Things are getting a little creepy and exciting at the same time, what with flying cars, sentient Google AI, and now a research team led by the Technical University of Munich (TUM) has succeeded for the first time in producing a molecular electric motor using the DNA origami method.
The tiny machine made of genetic material self-assembles and converts electrical energy into kinetic energy. The new nanomotors can be switched on and off, and the researchers can control the rotation speed and rotational direction.
The future is becoming a Kurzweil reality, where miniature nanomotors inside our bodies will be able to replicate the production of organic compounds and hydrotropes like adenosine triphosphate. The applications are infinite.
Micro/nanomotors are miniature synthetic devices that can move through endogenous stimuli such as chemical fuels and catalysts, or exogenous stimuli like electromagnetic or acoustic radiation forces in a liquid phase.
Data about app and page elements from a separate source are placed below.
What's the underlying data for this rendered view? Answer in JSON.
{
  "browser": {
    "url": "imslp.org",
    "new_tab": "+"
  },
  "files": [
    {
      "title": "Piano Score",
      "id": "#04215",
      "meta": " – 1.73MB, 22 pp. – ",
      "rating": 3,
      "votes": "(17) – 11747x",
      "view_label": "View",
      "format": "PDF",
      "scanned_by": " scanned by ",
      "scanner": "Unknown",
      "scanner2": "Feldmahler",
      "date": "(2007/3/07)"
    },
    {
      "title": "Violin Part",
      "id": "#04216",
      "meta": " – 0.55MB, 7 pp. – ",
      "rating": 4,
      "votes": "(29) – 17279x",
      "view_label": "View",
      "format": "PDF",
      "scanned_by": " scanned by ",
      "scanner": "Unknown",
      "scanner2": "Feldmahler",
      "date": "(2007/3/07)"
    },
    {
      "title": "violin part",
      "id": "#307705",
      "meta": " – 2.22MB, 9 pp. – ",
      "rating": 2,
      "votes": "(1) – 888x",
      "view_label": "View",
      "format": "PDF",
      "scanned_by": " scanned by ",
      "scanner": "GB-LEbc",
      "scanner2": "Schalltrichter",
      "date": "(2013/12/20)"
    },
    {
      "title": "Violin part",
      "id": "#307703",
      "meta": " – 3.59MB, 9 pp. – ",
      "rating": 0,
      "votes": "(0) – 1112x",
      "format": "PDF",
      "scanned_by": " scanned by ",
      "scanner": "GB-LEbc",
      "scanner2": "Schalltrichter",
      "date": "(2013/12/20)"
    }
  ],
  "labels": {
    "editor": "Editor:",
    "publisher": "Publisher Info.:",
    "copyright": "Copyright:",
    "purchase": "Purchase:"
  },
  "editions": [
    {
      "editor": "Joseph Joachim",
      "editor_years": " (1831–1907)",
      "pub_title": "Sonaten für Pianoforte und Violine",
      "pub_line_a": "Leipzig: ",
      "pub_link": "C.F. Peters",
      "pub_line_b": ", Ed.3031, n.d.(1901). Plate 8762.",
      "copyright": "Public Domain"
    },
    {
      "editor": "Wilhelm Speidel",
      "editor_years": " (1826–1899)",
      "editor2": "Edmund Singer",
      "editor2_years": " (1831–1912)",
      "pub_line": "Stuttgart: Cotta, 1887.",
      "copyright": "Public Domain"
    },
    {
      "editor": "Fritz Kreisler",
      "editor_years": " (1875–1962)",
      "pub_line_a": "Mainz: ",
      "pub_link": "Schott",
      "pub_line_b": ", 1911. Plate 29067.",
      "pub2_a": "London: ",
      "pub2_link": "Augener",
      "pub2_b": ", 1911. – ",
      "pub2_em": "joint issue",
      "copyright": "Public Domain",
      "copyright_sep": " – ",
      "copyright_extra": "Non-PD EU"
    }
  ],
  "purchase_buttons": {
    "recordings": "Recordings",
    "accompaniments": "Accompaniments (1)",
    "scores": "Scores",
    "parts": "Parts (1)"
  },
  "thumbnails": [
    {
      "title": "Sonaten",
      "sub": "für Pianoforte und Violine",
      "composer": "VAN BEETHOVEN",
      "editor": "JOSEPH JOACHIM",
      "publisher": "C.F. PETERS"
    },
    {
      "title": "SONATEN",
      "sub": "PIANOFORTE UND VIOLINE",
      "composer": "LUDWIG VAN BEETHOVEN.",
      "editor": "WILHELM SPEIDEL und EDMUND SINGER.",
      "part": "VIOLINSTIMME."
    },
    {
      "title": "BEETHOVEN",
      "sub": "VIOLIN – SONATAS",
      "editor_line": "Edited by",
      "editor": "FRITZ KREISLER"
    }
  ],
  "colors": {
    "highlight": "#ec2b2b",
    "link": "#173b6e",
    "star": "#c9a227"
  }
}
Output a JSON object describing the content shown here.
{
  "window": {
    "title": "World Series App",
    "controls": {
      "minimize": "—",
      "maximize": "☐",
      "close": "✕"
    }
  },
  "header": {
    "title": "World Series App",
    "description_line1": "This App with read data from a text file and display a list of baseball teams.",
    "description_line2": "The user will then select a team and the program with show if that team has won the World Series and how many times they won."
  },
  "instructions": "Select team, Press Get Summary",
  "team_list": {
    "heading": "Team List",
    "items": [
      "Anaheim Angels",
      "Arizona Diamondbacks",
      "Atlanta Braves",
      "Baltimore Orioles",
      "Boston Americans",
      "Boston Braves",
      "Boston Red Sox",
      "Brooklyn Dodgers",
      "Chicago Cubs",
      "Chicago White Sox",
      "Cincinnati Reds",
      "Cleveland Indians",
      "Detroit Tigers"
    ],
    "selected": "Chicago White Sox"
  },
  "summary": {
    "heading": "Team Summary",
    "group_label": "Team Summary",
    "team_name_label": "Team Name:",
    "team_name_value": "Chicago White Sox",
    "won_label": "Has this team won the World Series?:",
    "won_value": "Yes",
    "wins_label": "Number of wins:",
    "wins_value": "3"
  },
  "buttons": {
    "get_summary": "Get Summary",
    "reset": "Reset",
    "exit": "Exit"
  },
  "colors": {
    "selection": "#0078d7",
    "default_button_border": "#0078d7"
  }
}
The research team was led by Hendrik Dietz, Professor of Biomolecular Nanotechnology at TUM, Friedrich Simmel, Professor of Physics of Synthetic Biological Systems at TUM, and Ramin Golestanian, director at the Max Planck Institute for Dynamics and Self-Organization.
“The new motor could also have technical applications in the future. If we develop the motor further we could possibly use it in the future to drive user-defined chemical reactions, inspired by how ATP synthase makes ATP driven by rotation. Then, for example, surfaces could be densely coated with such motors. Then you would add starting materials, apply a little AC voltage and the motors produce the desired chemical compound,” says Dietz.
Dietz and his colleagues wanted to engineer a motor out of DNA that could be driven by Brownian motion in a similar way to the protein-based machines found in cells. In the DNA origami technique they used, loops of single-stranded DNA from a bacteriophage virus are mixed together in a solution with short strands of synthetic DNA; these are made to match the nucleobase sequences of specific sites in the viral genome. The short pieces bind to the long strands and force them to fold into the desired shape.
“We’ve been advancing this method of fabrication for many years and can now develop very precise and complex objects, such as molecular switches or hollow bodies that can trap viruses. If you put the DNA strands with the right sequences in solution, the objects self-assemble,” says Dietz.